__Exercise brief__. Look through the material beneath and copy each line with the word "content".

__Given records__.
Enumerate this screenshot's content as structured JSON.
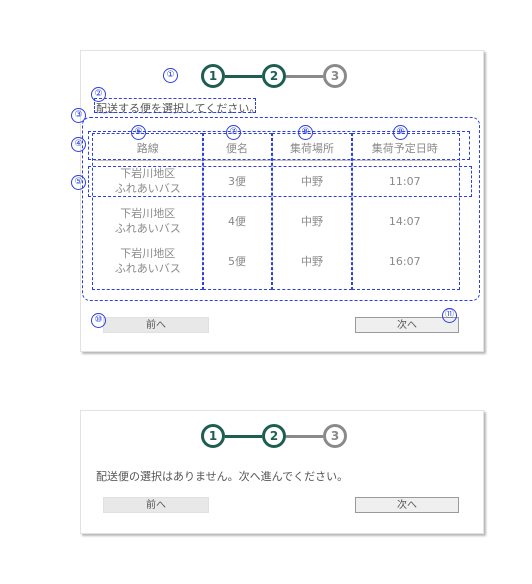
{
  "screens": [
    {
      "steps": [
        "1",
        "2",
        "3"
      ],
      "message": "配送する便を選択してください。",
      "table": {
        "headers": [
          "路線",
          "便名",
          "集荷場所",
          "集荷予定日時"
        ],
        "rows": [
          {
            "route_line1": "下岩川地区",
            "route_line2": "ふれあいバス",
            "bin": "3便",
            "place": "中野",
            "time": "11:07"
          },
          {
            "route_line1": "下岩川地区",
            "route_line2": "ふれあいバス",
            "bin": "4便",
            "place": "中野",
            "time": "14:07"
          },
          {
            "route_line1": "下岩川地区",
            "route_line2": "ふれあいバス",
            "bin": "5便",
            "place": "中野",
            "time": "16:07"
          }
        ]
      },
      "prev_button": "前へ",
      "next_button": "次へ"
    },
    {
      "steps": [
        "1",
        "2",
        "3"
      ],
      "message": "配送便の選択はありません。次へ進んでください。",
      "prev_button": "前へ",
      "next_button": "次へ"
    }
  ],
  "annotations": [
    "①",
    "②",
    "③",
    "④",
    "⑤",
    "⑥",
    "⑦",
    "⑧",
    "⑨",
    "⑩",
    "⑪"
  ],
  "colors": {
    "step_active": "#1e5e52",
    "step_inactive": "#8a8a8a",
    "annotation": "#2c3fe0"
  }
}
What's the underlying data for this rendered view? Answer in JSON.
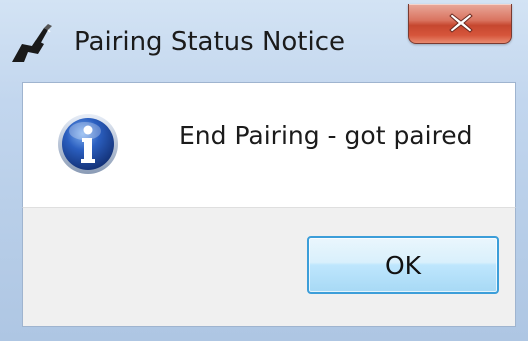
{
  "window": {
    "title": "Pairing Status Notice"
  },
  "titlebar": {
    "app_icon": "pen-hand-icon",
    "close_icon": "close-icon"
  },
  "content": {
    "icon": "info-icon",
    "message": "End Pairing - got paired"
  },
  "footer": {
    "ok_label": "OK"
  },
  "colors": {
    "close_button": "#c6472f",
    "ok_border": "#3c9ed9",
    "info_icon": "#1f4fa8",
    "frame": "#b9cfe9"
  }
}
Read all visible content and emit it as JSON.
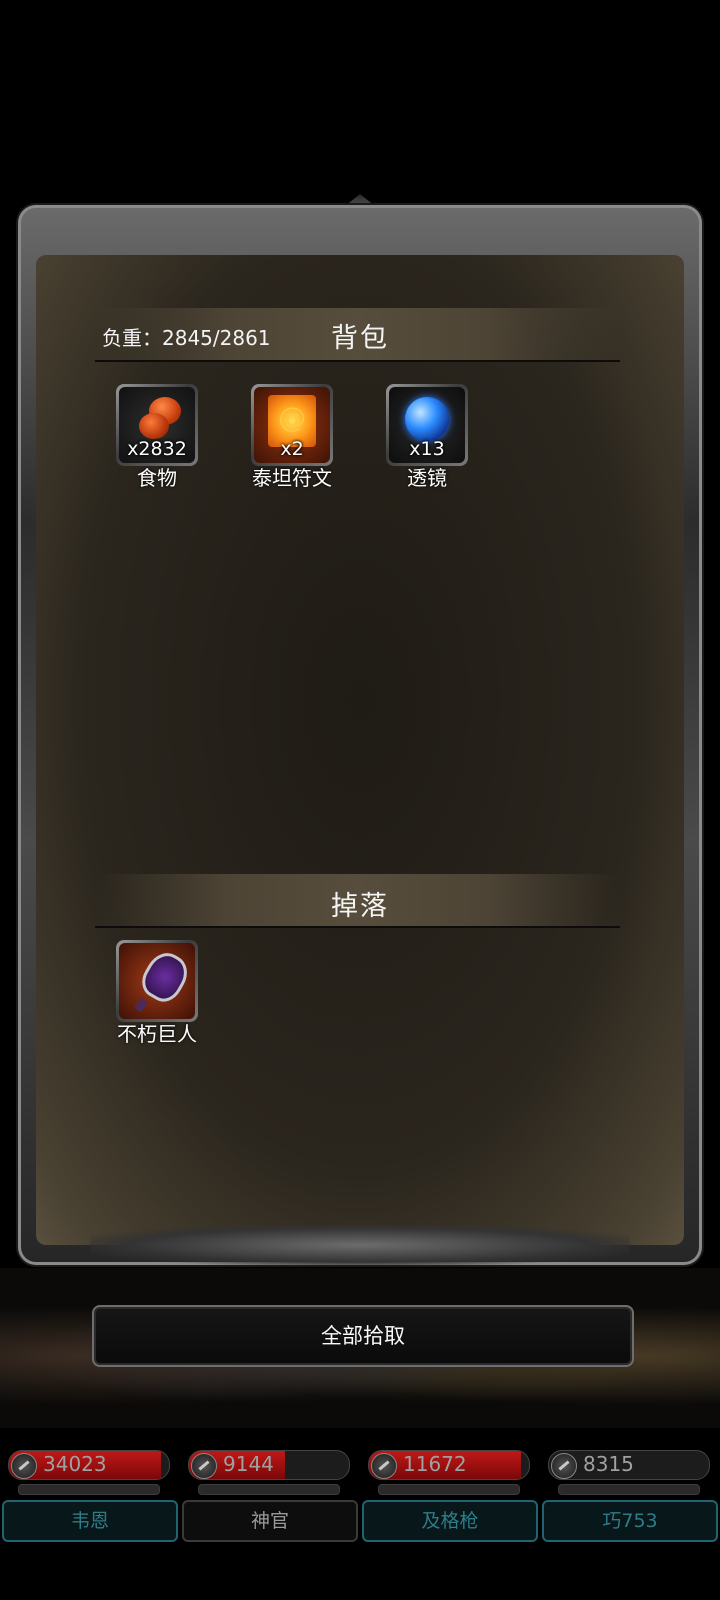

__Response area__.
Enumerate this screenshot's content as structured JSON.
  "content": {
Read all visible content and emit it as JSON.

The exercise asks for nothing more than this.